### TASK STATEMENT
For this exercise, copy each line of the records that contains the word "mysql".

### AVAILABLE RECORDS
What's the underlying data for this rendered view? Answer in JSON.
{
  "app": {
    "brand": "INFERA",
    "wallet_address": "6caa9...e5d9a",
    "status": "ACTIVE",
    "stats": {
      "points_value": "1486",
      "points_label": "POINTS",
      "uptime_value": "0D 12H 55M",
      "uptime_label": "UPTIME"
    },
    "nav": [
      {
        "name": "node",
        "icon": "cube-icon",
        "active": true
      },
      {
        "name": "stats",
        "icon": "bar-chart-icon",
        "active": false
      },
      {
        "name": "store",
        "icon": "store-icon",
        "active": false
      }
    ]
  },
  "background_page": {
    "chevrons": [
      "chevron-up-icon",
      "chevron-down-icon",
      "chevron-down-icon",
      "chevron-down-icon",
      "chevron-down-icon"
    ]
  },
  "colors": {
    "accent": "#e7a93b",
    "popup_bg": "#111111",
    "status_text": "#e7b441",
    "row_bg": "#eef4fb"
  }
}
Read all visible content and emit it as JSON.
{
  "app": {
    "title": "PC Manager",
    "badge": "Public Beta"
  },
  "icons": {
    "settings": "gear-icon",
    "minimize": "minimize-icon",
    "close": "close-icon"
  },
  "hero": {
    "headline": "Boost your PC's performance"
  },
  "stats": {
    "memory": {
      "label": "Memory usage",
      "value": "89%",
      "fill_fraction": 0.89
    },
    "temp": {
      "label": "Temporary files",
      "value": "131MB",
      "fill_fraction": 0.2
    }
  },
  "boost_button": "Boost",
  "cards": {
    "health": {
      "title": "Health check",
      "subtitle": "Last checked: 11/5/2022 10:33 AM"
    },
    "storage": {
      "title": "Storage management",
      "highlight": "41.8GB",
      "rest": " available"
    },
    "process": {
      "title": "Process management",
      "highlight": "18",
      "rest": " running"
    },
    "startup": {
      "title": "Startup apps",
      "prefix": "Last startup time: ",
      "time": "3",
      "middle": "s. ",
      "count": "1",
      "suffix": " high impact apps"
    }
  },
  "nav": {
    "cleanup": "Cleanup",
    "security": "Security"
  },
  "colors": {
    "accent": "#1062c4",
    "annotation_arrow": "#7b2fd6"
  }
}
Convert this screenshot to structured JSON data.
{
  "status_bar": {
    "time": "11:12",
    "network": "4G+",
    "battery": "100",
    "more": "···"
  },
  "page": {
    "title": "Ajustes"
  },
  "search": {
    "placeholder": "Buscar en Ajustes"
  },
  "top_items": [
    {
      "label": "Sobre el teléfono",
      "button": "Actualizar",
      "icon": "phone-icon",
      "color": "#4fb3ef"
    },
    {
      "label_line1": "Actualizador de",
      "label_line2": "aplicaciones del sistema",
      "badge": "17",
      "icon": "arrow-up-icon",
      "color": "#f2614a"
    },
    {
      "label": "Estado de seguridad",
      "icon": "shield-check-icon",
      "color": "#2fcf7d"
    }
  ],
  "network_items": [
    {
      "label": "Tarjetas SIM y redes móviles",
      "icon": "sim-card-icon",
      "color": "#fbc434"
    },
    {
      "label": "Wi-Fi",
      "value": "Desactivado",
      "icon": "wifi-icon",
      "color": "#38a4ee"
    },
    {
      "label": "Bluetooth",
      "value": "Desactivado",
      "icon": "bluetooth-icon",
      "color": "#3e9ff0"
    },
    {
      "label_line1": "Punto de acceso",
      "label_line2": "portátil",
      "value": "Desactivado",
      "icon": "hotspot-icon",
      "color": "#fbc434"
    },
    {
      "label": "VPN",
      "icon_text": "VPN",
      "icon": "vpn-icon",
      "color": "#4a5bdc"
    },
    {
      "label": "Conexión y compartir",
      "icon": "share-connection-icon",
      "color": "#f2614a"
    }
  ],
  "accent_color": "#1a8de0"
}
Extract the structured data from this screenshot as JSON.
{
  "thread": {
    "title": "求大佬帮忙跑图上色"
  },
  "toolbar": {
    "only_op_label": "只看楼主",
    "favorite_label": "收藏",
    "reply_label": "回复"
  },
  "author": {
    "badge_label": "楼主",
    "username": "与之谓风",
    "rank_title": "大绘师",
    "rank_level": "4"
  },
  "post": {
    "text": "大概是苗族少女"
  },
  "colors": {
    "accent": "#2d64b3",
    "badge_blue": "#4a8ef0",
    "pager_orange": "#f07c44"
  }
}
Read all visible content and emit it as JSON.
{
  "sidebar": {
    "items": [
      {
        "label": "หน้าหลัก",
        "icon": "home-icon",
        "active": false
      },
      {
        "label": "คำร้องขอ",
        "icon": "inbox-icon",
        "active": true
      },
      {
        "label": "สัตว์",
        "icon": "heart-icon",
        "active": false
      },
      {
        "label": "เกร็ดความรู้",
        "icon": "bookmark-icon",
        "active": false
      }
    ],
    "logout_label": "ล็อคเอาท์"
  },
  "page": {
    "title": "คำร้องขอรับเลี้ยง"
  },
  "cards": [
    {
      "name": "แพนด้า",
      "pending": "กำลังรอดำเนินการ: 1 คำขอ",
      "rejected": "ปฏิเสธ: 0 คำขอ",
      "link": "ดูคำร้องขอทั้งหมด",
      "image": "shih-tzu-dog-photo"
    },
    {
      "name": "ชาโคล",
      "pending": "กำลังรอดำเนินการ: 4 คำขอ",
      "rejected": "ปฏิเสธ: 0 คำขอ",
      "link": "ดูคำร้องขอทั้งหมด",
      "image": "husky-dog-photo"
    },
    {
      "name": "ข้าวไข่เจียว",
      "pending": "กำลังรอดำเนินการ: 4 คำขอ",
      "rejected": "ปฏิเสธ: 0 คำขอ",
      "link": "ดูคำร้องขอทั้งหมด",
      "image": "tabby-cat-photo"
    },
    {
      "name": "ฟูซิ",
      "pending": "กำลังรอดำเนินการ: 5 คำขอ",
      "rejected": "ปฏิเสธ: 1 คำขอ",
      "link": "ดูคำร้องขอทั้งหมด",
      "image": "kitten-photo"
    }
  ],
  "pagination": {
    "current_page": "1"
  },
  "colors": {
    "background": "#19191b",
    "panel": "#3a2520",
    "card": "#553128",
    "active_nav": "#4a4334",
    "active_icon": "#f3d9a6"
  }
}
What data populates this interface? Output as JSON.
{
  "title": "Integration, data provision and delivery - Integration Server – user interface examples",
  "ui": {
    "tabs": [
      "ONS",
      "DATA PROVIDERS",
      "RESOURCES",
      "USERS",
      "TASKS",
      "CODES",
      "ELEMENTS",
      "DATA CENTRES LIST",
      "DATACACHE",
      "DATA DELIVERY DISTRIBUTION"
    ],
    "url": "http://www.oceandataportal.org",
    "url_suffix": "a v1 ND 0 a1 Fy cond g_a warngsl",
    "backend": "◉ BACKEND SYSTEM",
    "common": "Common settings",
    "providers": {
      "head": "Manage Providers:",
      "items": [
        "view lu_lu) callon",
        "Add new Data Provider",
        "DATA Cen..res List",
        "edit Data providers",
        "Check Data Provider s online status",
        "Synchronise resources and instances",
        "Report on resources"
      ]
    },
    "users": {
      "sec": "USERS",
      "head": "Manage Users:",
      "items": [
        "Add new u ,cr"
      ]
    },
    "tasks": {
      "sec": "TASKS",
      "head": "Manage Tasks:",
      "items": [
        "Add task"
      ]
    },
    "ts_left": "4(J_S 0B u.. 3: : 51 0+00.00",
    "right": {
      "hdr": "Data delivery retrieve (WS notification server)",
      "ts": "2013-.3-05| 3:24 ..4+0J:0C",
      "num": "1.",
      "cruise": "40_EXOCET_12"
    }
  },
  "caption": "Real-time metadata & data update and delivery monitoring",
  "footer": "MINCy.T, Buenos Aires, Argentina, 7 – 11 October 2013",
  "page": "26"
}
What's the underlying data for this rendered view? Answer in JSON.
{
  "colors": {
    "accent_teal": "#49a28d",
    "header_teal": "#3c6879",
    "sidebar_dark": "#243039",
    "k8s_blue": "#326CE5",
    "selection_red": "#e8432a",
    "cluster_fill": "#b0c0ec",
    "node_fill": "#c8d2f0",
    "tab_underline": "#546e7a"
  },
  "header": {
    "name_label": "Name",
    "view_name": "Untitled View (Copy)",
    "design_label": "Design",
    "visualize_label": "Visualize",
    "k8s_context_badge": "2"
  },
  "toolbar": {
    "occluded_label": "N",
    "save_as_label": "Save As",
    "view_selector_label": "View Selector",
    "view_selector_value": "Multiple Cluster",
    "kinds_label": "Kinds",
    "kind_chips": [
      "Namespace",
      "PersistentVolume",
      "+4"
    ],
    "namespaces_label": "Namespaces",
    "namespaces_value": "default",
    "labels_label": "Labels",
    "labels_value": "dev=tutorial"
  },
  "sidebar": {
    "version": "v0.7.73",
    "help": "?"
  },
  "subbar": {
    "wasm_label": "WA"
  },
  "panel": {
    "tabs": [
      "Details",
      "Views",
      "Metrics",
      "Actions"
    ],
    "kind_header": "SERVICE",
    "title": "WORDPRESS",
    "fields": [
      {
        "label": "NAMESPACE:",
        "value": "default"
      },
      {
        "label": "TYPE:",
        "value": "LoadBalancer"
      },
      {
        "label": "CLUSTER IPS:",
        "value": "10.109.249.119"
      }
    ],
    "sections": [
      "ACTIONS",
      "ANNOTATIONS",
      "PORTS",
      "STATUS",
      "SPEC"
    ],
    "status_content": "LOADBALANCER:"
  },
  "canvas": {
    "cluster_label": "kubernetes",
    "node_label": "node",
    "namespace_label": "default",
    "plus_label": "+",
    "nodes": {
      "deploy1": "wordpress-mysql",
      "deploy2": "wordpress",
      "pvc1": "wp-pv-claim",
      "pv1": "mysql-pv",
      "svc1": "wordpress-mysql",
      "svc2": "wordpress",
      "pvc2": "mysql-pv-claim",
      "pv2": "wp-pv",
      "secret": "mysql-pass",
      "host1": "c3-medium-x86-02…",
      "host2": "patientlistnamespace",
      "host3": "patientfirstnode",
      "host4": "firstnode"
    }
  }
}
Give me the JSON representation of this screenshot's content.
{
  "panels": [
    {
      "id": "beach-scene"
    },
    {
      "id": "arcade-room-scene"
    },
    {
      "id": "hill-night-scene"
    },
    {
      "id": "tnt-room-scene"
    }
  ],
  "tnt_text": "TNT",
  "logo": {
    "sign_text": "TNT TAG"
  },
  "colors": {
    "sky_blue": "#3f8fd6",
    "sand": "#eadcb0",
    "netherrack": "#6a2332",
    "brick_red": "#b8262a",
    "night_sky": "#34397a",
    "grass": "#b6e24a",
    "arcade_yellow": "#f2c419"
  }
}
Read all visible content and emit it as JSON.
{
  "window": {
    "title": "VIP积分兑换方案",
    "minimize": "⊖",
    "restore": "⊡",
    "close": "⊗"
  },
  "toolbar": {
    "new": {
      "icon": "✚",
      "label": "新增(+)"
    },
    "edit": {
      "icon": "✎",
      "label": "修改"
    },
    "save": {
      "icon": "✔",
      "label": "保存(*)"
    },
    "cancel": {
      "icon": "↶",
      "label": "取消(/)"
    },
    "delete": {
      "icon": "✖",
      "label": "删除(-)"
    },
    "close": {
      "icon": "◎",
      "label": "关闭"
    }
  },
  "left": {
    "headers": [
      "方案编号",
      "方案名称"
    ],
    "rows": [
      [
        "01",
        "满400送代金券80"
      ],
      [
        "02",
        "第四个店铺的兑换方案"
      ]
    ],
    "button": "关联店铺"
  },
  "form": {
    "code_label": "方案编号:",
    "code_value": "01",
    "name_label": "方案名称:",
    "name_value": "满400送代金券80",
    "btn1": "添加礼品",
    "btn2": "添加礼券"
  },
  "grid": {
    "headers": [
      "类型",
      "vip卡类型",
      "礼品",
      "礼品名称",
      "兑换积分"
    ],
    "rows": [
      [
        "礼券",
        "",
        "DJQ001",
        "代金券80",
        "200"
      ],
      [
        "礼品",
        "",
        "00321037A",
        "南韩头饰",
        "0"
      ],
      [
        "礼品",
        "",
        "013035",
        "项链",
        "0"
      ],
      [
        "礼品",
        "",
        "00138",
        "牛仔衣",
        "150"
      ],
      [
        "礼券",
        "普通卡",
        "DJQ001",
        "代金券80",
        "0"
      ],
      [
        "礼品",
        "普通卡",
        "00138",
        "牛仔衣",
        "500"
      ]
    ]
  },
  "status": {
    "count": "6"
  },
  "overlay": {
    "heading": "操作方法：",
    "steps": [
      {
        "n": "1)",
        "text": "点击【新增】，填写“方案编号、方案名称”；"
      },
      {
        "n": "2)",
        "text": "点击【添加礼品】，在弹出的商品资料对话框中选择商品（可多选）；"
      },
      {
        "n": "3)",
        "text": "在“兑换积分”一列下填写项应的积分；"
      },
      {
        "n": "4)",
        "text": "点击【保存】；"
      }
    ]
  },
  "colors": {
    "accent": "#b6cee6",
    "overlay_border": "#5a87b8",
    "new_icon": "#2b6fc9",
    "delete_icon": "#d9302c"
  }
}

### OUTPUT FOR THIS EXERCISE
      "deploy1": "wordpress-mysql",
      "pv1": "mysql-pv",
      "svc1": "wordpress-mysql",
      "pvc2": "mysql-pv-claim",
      "secret": "mysql-pass",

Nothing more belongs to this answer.